>>>
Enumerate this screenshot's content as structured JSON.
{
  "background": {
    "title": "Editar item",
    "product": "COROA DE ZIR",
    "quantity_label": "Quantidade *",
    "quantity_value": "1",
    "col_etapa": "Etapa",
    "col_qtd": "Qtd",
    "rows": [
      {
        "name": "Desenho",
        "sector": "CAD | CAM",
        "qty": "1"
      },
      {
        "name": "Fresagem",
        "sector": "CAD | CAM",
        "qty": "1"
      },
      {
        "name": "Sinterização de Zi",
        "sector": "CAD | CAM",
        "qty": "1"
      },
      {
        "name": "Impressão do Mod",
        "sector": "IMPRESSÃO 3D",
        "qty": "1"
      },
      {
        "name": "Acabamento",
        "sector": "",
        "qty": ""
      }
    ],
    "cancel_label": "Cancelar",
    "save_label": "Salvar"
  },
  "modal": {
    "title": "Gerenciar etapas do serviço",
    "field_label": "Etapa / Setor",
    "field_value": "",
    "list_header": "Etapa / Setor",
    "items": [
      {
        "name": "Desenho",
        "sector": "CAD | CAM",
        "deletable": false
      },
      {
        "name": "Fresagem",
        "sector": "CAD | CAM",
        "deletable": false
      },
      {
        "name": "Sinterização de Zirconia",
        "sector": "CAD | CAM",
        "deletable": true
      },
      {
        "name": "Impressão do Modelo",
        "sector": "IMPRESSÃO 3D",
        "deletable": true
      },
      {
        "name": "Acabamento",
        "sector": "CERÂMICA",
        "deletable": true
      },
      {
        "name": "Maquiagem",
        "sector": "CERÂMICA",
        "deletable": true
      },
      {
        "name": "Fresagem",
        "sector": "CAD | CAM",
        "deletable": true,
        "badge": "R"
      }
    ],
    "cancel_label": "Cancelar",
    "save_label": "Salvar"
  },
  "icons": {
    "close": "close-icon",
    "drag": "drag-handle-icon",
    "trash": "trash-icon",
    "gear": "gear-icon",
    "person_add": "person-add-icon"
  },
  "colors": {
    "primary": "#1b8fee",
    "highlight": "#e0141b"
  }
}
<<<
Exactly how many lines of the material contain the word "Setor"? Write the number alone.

#### Result for this task
2